* PROBLEM
Collect all lines from the records below that include the word "Connection".
════════
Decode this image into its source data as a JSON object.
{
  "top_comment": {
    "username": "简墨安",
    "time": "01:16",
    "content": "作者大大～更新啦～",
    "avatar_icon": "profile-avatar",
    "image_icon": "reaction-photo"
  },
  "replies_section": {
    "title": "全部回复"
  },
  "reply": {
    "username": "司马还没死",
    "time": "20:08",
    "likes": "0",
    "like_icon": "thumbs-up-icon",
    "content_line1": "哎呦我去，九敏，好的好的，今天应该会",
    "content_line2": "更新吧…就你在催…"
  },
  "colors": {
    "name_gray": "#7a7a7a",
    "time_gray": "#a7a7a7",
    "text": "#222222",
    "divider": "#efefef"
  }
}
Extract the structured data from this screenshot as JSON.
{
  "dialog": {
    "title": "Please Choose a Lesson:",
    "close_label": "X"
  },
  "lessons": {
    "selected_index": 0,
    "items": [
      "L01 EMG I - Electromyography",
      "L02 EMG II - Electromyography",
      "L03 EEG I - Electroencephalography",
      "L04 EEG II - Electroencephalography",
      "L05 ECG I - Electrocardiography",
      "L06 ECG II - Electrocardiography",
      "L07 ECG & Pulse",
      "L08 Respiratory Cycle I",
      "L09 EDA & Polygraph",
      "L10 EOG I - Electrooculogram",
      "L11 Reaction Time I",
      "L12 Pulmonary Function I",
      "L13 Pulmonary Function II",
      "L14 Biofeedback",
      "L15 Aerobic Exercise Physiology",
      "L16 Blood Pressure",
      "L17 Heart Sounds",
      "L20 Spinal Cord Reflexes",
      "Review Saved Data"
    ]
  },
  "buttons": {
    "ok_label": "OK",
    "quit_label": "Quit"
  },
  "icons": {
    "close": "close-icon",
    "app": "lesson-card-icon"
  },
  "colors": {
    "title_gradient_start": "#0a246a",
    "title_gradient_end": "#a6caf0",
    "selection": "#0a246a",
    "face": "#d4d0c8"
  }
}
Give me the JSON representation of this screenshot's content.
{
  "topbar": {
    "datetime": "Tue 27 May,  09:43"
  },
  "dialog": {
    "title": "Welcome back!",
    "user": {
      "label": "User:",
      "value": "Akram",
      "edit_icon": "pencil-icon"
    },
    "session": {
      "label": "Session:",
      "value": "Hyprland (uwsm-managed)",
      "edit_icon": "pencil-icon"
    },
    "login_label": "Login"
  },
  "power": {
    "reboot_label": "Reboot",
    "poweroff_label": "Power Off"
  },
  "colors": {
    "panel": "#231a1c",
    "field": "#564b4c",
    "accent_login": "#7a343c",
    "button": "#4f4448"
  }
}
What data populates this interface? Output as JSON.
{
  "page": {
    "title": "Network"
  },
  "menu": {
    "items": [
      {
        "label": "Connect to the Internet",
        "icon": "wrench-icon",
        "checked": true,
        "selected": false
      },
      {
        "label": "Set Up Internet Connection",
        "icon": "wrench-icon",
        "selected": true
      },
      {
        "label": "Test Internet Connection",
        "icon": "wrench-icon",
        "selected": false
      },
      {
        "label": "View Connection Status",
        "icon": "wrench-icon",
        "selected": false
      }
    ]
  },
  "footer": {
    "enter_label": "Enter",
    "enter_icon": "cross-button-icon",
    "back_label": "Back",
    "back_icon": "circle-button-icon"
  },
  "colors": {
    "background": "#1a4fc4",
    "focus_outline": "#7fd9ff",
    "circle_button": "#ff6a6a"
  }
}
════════
* RESULT FOR THIS EXERCISE
        "label": "Set Up Internet Connection",
        "label": "Test Internet Connection",
        "label": "View Connection Status",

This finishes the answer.